  2. Describe the components of key herbal formulae and acupuncture prescriptions and modifications for treating musculoskeletal traumatology conditions and relate the construction of the formulae to aetiology and pathogenesis
  3. Plan, design and implement individualised herbal medicine and acupuncture treatment plans, write a Chinese herbal prescription according to standard format, and dispense the herbal prescription according to legal and ethical requirements
  4. Compose appropriate patient instructions for herbal medicine and other acupuncture modalities, supported by appropriate verbal instruction to the patient which includes possible adverse reactions, the significance of these and appropriate action to be taken
  5. Demonstrate the procedures involved in dispensing of herbal prescriptions and pao zhi (processing of herbs); observe hygienic procedures when preparing and dispensing herbs; and communicate with patients regarding  the preparation, administration, cautions and contraindications of herbal prescriptions
  6. Provide evidence based advice for general health, preventative measures, principles of nutrition and Chinese diet therapy clinical conditions; determine when referral to other health professions is warranted.

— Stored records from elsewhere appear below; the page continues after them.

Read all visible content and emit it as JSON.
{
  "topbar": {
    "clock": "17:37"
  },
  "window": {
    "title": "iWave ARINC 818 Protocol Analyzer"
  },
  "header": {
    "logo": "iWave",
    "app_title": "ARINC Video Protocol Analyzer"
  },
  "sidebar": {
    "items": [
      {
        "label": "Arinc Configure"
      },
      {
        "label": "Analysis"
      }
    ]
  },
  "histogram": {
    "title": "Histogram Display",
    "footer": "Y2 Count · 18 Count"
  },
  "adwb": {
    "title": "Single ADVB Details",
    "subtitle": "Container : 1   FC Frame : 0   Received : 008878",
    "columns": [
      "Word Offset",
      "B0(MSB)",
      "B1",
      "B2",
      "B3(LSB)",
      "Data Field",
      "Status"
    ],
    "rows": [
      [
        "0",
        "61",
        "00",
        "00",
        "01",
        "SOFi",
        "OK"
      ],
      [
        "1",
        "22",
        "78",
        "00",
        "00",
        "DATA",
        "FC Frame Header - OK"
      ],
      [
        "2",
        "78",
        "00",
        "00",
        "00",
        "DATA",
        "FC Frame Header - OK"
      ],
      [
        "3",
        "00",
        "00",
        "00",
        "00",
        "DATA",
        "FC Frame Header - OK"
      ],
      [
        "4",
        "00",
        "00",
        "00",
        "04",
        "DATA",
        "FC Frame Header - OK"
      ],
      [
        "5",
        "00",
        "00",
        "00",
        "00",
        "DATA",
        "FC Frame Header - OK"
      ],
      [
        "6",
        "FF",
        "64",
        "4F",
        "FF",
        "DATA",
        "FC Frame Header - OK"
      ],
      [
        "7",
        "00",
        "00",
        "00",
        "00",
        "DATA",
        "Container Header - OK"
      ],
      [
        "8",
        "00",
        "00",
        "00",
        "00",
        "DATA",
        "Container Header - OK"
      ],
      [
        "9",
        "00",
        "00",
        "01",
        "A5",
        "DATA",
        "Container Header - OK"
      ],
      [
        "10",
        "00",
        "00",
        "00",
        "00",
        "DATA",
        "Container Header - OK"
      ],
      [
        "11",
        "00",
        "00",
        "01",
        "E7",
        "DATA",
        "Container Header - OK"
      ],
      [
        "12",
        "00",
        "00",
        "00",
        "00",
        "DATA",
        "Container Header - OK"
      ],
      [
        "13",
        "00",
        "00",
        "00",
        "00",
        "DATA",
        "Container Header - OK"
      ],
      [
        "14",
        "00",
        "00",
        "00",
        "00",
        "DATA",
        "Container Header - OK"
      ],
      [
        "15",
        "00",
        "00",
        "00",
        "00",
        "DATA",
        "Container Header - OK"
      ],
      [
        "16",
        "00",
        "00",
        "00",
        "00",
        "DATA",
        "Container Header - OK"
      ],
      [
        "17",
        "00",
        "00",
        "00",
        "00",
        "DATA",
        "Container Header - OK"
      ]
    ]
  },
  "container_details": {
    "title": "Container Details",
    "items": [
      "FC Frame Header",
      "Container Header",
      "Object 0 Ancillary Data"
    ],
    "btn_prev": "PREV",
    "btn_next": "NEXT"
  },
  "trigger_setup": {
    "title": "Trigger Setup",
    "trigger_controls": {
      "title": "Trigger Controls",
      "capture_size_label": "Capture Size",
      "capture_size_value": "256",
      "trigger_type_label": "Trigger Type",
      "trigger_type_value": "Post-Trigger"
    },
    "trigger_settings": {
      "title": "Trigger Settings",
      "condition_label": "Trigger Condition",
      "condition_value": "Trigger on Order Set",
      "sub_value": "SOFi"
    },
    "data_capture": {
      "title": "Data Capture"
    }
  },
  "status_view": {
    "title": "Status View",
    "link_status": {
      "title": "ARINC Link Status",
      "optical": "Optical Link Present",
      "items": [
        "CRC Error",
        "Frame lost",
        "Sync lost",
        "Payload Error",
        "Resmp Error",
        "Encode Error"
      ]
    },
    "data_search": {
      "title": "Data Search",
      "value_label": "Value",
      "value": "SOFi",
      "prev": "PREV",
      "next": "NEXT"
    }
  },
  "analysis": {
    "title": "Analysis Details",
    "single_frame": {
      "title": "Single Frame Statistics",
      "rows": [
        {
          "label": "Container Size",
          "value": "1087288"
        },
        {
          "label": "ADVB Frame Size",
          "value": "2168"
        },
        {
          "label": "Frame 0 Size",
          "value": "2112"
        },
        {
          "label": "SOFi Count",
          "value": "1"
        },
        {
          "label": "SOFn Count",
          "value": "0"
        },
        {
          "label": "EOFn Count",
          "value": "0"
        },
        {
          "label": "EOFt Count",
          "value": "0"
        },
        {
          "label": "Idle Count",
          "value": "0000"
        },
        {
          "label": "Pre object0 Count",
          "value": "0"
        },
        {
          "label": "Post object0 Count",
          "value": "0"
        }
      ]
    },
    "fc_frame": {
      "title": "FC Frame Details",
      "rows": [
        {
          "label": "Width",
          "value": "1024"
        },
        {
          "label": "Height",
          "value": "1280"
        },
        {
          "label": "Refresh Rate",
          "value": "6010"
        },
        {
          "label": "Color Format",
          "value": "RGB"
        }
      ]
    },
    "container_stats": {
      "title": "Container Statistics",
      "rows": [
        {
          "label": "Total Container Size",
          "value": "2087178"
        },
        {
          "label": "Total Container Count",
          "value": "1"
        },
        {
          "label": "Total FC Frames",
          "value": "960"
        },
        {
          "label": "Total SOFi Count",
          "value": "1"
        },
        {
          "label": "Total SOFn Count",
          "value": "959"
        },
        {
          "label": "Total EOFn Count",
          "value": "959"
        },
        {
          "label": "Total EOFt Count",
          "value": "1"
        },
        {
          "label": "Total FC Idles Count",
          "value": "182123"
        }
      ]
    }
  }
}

Overview of Learning Activities

Learning activities include a mixture of face-to-face lectures, tutorials and practical sessions. Learning experiences that will foster the development of the capabilities to be developed in this course will include problem-based learning and case-based learning experiences. Learning experiences will also provide you the opportunity to practise skills and receive feedback. The theory and practical skills learned from lectures will be broadened by tutorials. They will also be reiterated and reinforced through clinical observation and/or clinical practice. You will have the opportunity for progressive feedback during the semester on your progress that may take the form of short tests/quizzes and/or individual analysis of case studies. Practice learning activities will be provided in a variety of ways, including simulated learning activities.

 

Teacher Guided Hours: 76 per semester

28 hours of clinical practice and 48 with lectures, tutorials, online activities and practical sessions

Learner Directed Hours: 44 per semester 


Overview of Learning Resources

The learning resources associated with this course will include targeted readings taken from a range of both primary and secondary sources. All selected material will be digitally available to students. Lecture material will be delivered via online media. RMIT will provide you with resources and tools for learning in this course through our online systems. Chinese medicine library subject guides are available via http://rmit.libguides.com/chinese-medicine


Overview of Assessment

All hurdle requirements for this course are indicated clearly in the assessment regime that follows, against the relevant assessment task(s) and all have been approved by the College Deputy Pro Vice-Chancellor (Leaning & Teaching).

A hurdle requirement is necessary in order to demonstrate to the accrediting body that students are competent and are being sufficiently assessed against practice-focussed professional standards throughout the course of their program. Visit http://www.chinesemedicineboard.gov.au/ for all relevant polices and guidelines set by the Chinese Medicine Board of Australia

 

Assessment Tasks:

Assessment Task 1: Progressive assessments

Weighting 40%

This assessment aligns with CLOs 1-6.

Assessment Task 2: Clinical practice (HURDLE)

Weighting 10% 

This assessment task aligns with CLOs 1-6.

Assessment Task 3: Written examination

Weighting 50% 

This assessment aligns with CLOs 1-6.